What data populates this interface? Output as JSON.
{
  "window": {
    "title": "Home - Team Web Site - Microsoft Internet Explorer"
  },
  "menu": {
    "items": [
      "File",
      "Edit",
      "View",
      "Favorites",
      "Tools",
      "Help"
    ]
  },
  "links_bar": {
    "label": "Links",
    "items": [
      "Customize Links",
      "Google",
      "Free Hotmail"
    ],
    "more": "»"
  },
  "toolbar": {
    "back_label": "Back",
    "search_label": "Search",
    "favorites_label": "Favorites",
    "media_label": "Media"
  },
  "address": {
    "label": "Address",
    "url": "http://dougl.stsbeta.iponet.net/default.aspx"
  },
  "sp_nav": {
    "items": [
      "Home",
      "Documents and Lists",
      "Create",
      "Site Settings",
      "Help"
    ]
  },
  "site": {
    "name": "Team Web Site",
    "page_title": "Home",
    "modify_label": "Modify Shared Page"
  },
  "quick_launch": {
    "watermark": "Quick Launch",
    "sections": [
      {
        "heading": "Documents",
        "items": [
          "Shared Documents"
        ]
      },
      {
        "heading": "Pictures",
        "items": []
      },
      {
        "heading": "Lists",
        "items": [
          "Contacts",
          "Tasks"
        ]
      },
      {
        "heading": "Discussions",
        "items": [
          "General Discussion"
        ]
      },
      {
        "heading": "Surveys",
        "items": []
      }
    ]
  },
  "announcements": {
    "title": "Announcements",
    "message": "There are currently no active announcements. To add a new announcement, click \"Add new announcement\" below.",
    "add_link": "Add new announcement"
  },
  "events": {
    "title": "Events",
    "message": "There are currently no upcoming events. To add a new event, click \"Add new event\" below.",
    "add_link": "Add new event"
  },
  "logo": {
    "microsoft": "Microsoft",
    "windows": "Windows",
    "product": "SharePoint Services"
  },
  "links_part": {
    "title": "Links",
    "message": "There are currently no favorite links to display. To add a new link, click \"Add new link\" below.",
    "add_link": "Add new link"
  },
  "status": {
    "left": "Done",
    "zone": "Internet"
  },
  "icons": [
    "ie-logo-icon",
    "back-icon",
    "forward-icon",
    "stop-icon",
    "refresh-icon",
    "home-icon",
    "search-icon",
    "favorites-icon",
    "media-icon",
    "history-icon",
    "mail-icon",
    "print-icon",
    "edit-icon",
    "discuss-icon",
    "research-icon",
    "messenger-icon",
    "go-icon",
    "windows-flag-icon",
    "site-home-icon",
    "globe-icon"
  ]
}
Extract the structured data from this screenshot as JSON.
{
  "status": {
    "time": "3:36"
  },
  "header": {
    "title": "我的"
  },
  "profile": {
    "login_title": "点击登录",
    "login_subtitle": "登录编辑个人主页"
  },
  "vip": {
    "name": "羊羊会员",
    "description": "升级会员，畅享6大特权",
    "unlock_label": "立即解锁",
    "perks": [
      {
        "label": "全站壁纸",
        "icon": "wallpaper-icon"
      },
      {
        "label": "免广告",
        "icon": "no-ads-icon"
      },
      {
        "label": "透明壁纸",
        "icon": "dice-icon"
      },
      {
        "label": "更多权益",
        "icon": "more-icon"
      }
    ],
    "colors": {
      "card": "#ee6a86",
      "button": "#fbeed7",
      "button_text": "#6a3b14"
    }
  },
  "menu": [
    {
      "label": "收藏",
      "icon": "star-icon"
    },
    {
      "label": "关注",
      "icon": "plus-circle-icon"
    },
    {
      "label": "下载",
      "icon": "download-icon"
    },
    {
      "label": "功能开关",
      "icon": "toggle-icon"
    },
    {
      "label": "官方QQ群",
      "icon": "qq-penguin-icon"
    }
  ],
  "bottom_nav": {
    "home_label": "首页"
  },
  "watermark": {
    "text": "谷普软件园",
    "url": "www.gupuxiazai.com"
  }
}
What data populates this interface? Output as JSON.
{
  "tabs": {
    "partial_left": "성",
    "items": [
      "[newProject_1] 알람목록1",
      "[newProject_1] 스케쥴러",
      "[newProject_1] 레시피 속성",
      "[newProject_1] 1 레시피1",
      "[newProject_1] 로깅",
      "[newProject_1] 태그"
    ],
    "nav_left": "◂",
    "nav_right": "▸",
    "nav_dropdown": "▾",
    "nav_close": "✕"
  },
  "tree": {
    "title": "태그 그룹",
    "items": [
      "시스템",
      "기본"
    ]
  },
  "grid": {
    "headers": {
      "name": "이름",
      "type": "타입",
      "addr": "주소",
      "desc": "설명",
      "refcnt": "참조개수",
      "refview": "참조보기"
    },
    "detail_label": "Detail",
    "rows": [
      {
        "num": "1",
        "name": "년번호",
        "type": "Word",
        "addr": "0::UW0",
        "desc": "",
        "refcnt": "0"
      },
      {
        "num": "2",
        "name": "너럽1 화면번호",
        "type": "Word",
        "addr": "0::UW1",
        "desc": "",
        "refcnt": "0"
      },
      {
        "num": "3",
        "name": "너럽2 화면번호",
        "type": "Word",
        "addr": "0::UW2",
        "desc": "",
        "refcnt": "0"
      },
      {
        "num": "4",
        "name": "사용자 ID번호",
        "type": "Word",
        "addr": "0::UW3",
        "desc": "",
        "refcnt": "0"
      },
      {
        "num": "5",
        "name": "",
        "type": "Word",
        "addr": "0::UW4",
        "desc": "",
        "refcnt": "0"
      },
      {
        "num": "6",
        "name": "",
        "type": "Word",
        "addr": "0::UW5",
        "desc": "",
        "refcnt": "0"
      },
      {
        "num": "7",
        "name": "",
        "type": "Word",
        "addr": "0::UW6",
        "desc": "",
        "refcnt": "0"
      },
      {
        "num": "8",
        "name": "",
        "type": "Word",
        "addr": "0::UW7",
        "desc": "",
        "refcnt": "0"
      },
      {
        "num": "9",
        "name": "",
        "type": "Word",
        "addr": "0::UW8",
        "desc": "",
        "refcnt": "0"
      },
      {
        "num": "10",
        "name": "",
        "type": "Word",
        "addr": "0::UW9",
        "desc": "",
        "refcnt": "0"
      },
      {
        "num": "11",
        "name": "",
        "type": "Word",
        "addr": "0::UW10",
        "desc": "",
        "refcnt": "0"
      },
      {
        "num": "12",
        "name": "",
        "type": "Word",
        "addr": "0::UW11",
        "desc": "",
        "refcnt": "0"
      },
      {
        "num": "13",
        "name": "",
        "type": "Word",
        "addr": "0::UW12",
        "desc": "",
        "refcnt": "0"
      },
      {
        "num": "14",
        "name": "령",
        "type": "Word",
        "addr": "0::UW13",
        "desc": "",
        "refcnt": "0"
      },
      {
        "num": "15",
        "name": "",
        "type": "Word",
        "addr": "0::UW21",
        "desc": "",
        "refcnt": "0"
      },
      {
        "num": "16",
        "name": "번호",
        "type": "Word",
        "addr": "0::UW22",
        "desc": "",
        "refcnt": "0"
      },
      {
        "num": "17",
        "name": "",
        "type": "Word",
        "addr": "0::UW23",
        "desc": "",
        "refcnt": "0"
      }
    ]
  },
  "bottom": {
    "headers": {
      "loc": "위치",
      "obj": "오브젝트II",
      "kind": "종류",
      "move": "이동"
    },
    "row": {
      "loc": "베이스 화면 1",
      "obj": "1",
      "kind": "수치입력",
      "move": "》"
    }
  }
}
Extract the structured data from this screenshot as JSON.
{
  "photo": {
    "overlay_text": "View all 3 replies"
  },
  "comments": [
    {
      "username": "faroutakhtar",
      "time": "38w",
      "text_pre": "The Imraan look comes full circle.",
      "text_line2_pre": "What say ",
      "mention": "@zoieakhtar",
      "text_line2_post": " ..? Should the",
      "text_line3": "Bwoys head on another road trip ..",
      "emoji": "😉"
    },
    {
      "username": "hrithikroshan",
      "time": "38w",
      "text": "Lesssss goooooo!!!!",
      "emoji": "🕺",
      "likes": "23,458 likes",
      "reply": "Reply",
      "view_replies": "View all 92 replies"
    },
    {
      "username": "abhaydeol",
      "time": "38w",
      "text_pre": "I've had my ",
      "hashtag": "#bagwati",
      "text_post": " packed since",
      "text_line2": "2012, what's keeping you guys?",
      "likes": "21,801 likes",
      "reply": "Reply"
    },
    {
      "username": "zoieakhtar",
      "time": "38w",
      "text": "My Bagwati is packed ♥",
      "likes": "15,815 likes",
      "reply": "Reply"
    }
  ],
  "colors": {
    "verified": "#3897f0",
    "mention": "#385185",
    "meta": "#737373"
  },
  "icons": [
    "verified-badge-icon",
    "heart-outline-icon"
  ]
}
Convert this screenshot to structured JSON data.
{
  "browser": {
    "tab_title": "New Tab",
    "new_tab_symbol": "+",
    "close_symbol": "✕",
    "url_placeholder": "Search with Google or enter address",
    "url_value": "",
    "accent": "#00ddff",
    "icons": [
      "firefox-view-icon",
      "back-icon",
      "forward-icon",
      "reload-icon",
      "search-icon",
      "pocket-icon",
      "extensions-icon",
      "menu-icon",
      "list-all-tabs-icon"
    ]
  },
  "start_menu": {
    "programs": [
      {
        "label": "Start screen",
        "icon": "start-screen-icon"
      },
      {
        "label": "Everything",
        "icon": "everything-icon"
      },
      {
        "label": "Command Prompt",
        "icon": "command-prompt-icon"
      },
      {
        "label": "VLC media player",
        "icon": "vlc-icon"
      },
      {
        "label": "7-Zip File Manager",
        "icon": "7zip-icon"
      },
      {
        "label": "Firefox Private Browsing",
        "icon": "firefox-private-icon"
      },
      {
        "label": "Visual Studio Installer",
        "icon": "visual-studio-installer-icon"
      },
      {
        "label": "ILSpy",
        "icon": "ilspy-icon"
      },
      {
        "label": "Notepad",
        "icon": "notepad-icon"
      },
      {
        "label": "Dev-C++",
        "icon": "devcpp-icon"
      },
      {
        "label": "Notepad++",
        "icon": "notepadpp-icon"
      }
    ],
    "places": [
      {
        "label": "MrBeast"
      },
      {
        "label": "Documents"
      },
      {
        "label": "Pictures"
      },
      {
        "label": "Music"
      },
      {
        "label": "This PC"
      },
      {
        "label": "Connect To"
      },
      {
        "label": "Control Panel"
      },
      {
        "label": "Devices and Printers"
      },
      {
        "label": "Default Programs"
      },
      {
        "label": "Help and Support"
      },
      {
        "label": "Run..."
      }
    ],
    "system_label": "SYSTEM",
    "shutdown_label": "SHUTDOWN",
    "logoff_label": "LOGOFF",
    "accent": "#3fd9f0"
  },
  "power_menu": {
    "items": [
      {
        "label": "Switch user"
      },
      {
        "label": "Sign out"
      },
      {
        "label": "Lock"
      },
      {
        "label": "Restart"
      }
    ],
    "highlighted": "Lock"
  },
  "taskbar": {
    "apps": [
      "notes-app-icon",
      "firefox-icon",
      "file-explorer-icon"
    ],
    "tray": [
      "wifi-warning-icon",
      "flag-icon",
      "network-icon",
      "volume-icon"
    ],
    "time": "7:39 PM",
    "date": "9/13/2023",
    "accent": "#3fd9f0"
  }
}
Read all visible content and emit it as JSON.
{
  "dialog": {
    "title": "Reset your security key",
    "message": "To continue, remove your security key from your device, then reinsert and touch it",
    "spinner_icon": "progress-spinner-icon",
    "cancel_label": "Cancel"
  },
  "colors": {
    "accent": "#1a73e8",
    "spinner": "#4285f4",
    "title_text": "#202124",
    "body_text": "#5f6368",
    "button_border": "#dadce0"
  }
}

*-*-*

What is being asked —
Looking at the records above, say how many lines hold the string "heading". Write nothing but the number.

Answer below —
5